Other analysts are scrutinising Aviva’s mortgage and corporate debt exposure. Blair Stuart, an analyst at Merrill Lynch, says: “There have been no commercial real estate loan defaults in the first quarter. Longer term concerns on asset risk, particularly commercial real estate, will persist. But our view on the company’s ability to earn and restructure its way around such losses has improved.”
Meanwhile, Standard & Poor’s ratings of Aviva’s main operating subsidiaries are AA- (very strong) with a negative outlook, while AM Best’s ratings of the main operating subsidiaries are A (excellent) with a stable outlook. Fitch downgraded Aviva from A+ on 19 March to A (with a negative outlook), which indicates the possibility of a downgrade over the next 12-18 months.
Mayer says of the ratings: “The decisions reflect views regarding the continuing challenging economic environment and the impact this may have on the life insurance industry. Fitch has acknowledged the resilience of our IGD surplus, reflecting the effectiveness of our hedging programme to protect shareholders from extreme market movements.”
Questions have been raised about how Aviva intends to grow. A report in The Daily Telegraph speculated whether it would have to sell itself to a larger player in Europe or the US.
While Aviva refuses to comment on the speculation, analysts doubt this will happen. Cornes says: “Will anyone buy them? Has anyone got the money? Throughout Europe all life companies are very cheap but Aviva is not the cheapest. Will anyone buy Aviva in the next six months? Certainly not.”

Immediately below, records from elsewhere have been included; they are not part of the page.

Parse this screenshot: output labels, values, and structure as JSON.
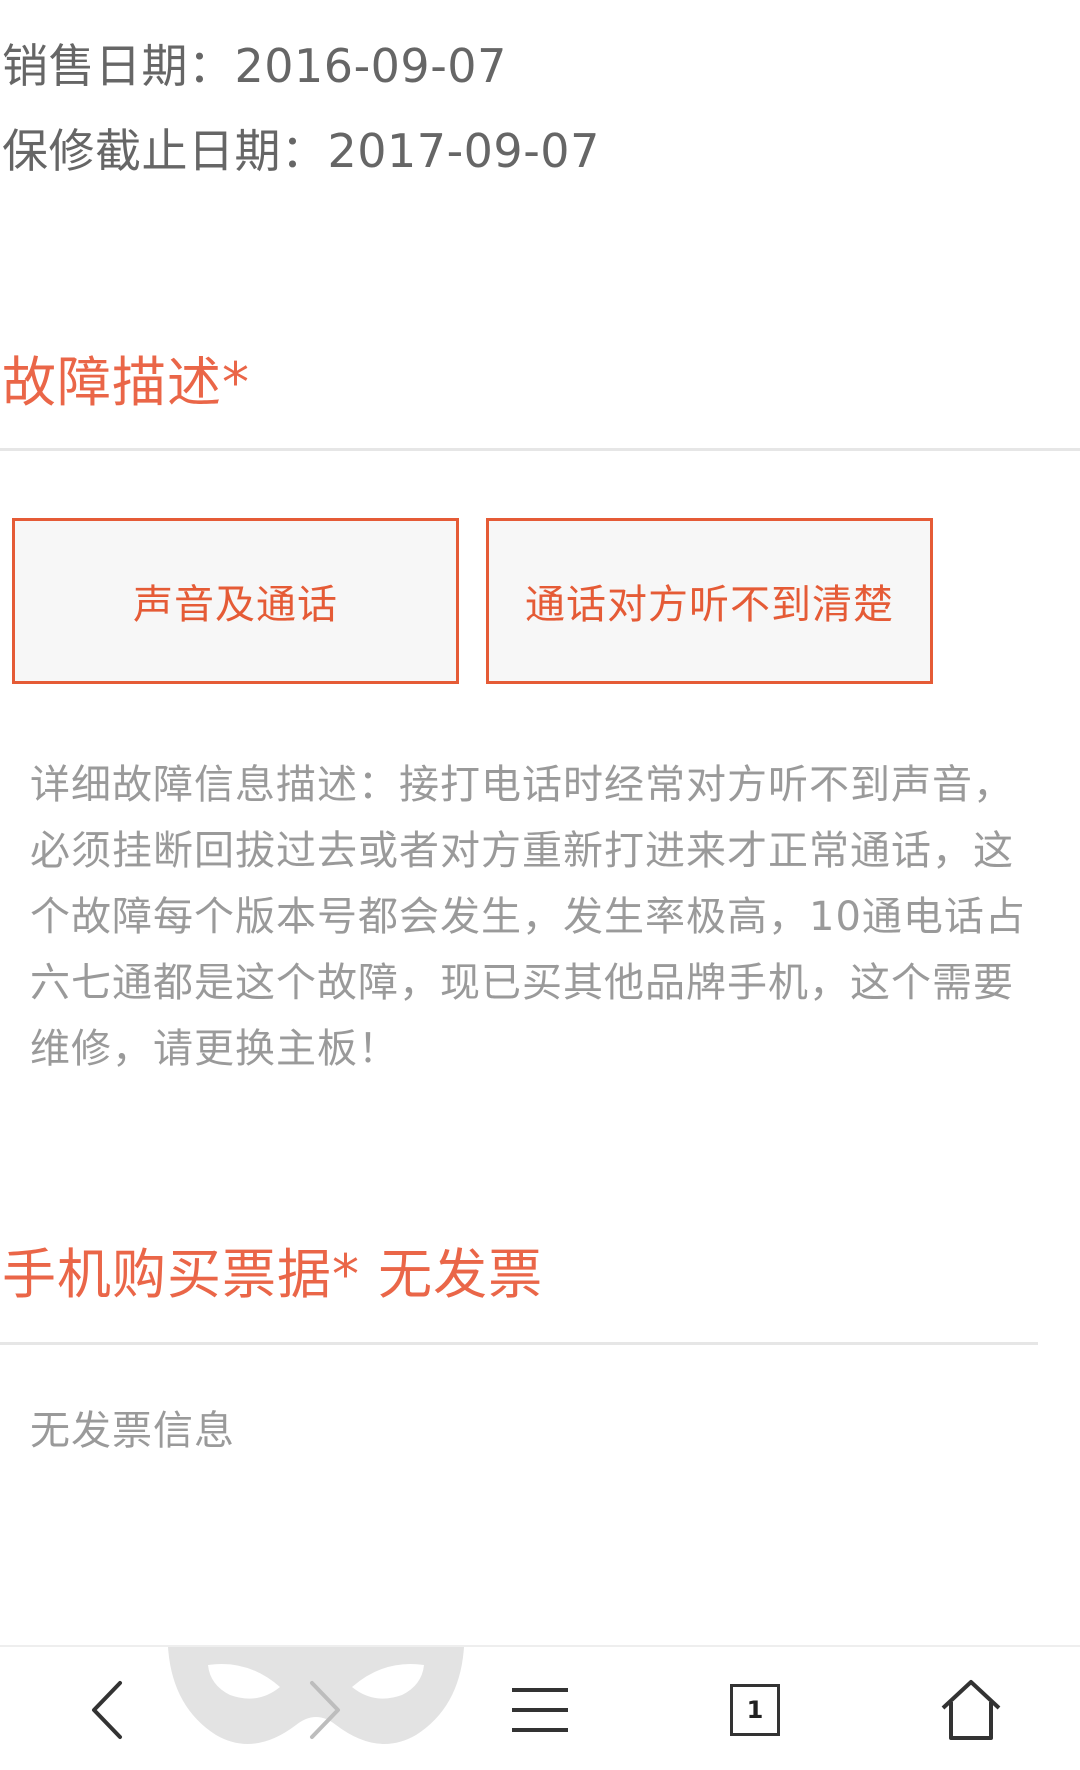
{
  "device_info": {
    "sale_date": "销售日期：2016-09-07",
    "warranty_date": "保修截止日期：2017-09-07"
  },
  "fault_section": {
    "title": "故障描述*",
    "tags": [
      "声音及通话",
      "通话对方听不到清楚"
    ],
    "detail": "详细故障信息描述：接打电话时经常对方听不到声音，必须挂断回拔过去或者对方重新打进来才正常通话，这个故障每个版本号都会发生，发生率极高，10通电话占六七通都是这个故障，现已买其他品牌手机，这个需要维修，请更换主板！"
  },
  "receipt_section": {
    "title": "手机购买票据* 无发票",
    "empty_text": "无发票信息"
  },
  "toolbar": {
    "tab_count": "1",
    "icons": [
      "back-arrow-icon",
      "forward-arrow-icon",
      "menu-icon",
      "tabs-icon",
      "home-icon"
    ]
  },
  "colors": {
    "accent": "#e55b36",
    "heading": "#ea6648",
    "muted_text": "#9a9a9a",
    "body_text": "#666666"
  }
}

Duncan Hall, an analyst at Finncap, sheds further light on the debate. “What intrigues me is the observation that Aviva is a takeover candidate. ‘Would it be able to grow from its current position or would it shrink’ is the argument for that. And if it shrinks, is it a takeover candidate? The counter argument is that they are pulling together what appear to be slightly loose operations into one combined entity with Aviva as the sole brand. So there is a positve negative here.”
Questions will linger over Aviva’s debt position, share price and growth ambitions, and whether it has put too much pressure on its capital surplus – especially after it commits to its 2009 dividend.

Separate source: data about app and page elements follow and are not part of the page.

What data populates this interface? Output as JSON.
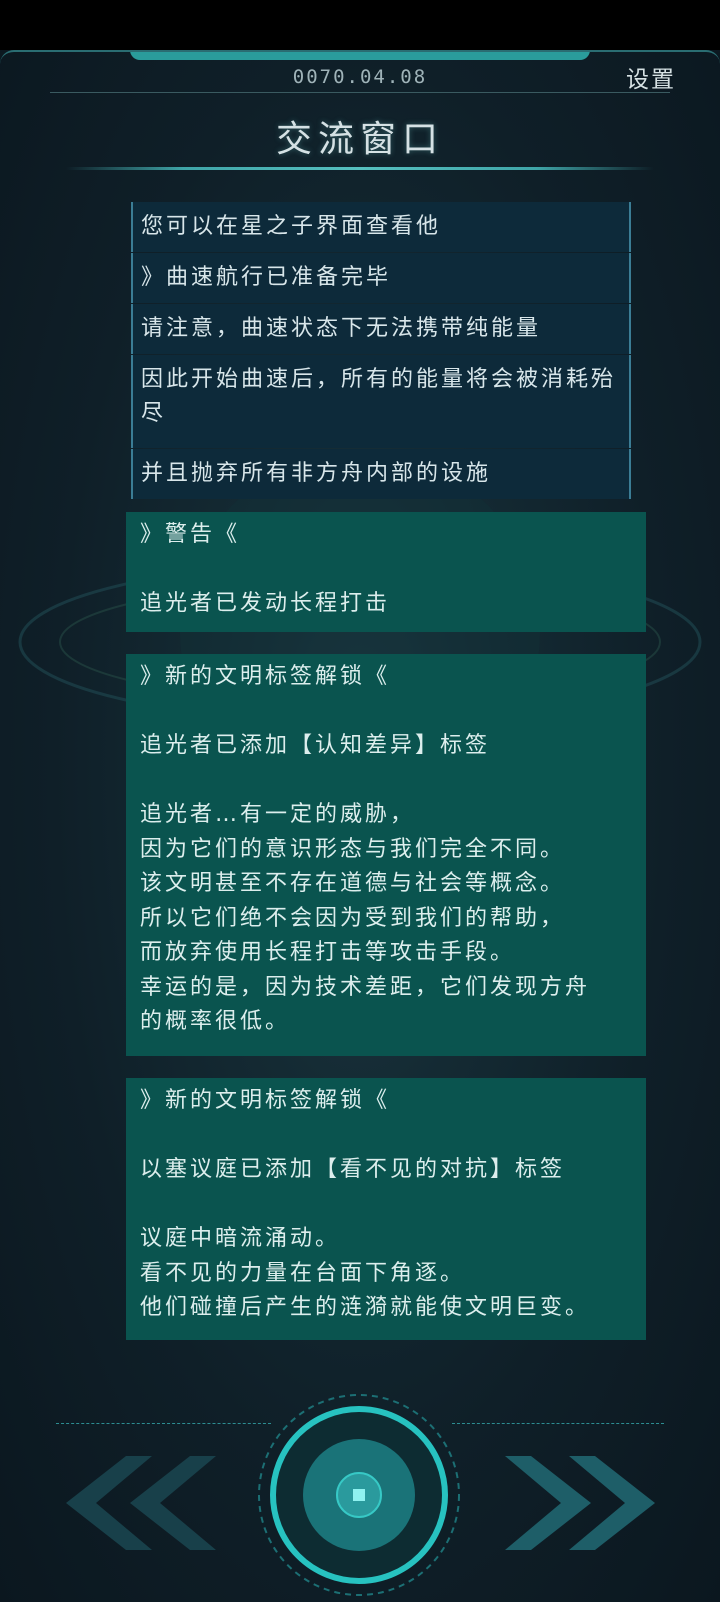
{
  "header": {
    "date": "0070.04.08",
    "settings_label": "设置",
    "title": "交流窗口"
  },
  "messages": [
    {
      "text": "您可以在星之子界面查看他"
    },
    {
      "text": "》曲速航行已准备完毕"
    },
    {
      "text": "请注意，曲速状态下无法携带纯能量"
    },
    {
      "text": "因此开始曲速后，所有的能量将会被消耗殆尽"
    },
    {
      "text": "并且抛弃所有非方舟内部的设施"
    }
  ],
  "cards": [
    {
      "lines": [
        "》警告《",
        "",
        "追光者已发动长程打击"
      ]
    },
    {
      "lines": [
        "》新的文明标签解锁《",
        "",
        "追光者已添加【认知差异】标签",
        "",
        "追光者…有一定的威胁，",
        "因为它们的意识形态与我们完全不同。",
        "该文明甚至不存在道德与社会等概念。",
        "所以它们绝不会因为受到我们的帮助，",
        "而放弃使用长程打击等攻击手段。",
        "幸运的是，因为技术差距，它们发现方舟",
        "的概率很低。"
      ]
    },
    {
      "lines": [
        "》新的文明标签解锁《",
        "",
        "以塞议庭已添加【看不见的对抗】标签",
        "",
        "议庭中暗流涌动。",
        "看不见的力量在台面下角逐。",
        "他们碰撞后产生的涟漪就能使文明巨变。"
      ]
    }
  ],
  "controls": {
    "prev_icon": "double-chevron-left-icon",
    "center_icon": "target-button-icon",
    "next_icon": "double-chevron-right-icon"
  },
  "colors": {
    "accent": "#2fb3b0",
    "card_bg": "#0a544f",
    "message_bg": "#0d2a3a"
  }
}
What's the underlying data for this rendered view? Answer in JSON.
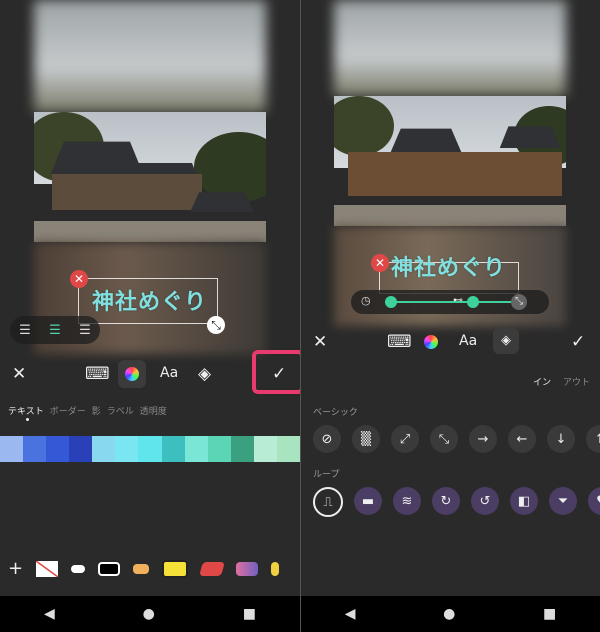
{
  "left": {
    "text_overlay": "神社めぐり",
    "align_icons": [
      "align-left",
      "align-center",
      "align-right"
    ],
    "toolbar": {
      "close": "✕",
      "keyboard": "⌨",
      "font_label": "Aa",
      "confirm": "✓"
    },
    "tabs": [
      "テキスト",
      "ボーダー",
      "影",
      "ラベル",
      "透明度"
    ],
    "active_tab": "テキスト",
    "swatches": [
      "#9bb8f0",
      "#4a73e0",
      "#3559d6",
      "#2a40b8",
      "#88d8f0",
      "#7ae6f2",
      "#5ee6ec",
      "#3dbfc0",
      "#7ae6d6",
      "#5ad6b4",
      "#3aa080",
      "#b8ecd4",
      "#a8e4c0"
    ],
    "add_label": "+",
    "style_colors": [
      "#ffffff",
      "#ffffff",
      "#f0b05c",
      "#f5e038",
      "#e04848",
      "#a070c8"
    ]
  },
  "right": {
    "text_overlay": "神社めぐり",
    "toolbar": {
      "close": "✕",
      "keyboard": "⌨",
      "font_label": "Aa",
      "confirm": "✓"
    },
    "toggle_in": "イン",
    "toggle_out": "アウト",
    "section_basic": "ベーシック",
    "section_loop": "ループ",
    "basic_icons": [
      "⊘",
      "▒",
      "⤢",
      "⤡",
      "→",
      "←",
      "↓",
      "↑"
    ],
    "loop_icons": [
      "⎍",
      "▬",
      "≋",
      "↻",
      "↺",
      "◧",
      "⏷",
      "♥"
    ]
  },
  "nav": {
    "back": "◀",
    "home": "●",
    "recents": "■"
  }
}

So far market reaction to the results has been positive. Aviva’s share price jumped 5% after its first quarter announcement nine days ago and rose a further 18% to 324.75p by last Tuesday morning.
Mayer insists that Aviva has got what it takes. “We expect the current volatility to continue, but as our Q1 figures demonstrate, we are encouraged that people are continuing to save with companies they trust, like Aviva.
“The economic outlook remains uncertain for 2009. We remain steadfast in our focus on managing a healthy capital position while transforming our business to take advantage of profitable growth opportunities when the world’s economy recovers.” IT
First quarter results highlights
The general insurance business delivered a combined operating ratio in line with its “meet or beat” target of 98%.
IGD solvency surplus of £2.5bn.
The UK general insurance operation benefited from reduced claims, which Aviva attributed to “better than expected weather”.
Worldwide, Aviva’s sales were up by 5% to £10.3bn.
Life and pensions sales were up 11% to £9.6bn.
Total bancassurance sales were up 15%.
Aviva: pros and cons
Profits were up on two fronts for its preliminary results posted in March – IFRS and MCEV (market consistent embedded value).
Aviva’s solvency buffer was £2bn at the end of 2008 but has risen to £2.5bn.
Chief executive Andrew Moss has made assurances that Aviva has looked across its balance sheet and taken into account any uncertainties.
Areas of concern
The quality of its solvency capital – has Aviva borrowed too much?
In March Aviva tried to prohibit short-selling of its stock but abandoned the plan after getting little support from its peers.
Analyst firms such as Citigroup and Finncap are concerned that Aviva’s capital strength will be knocked if it maintains its dividend.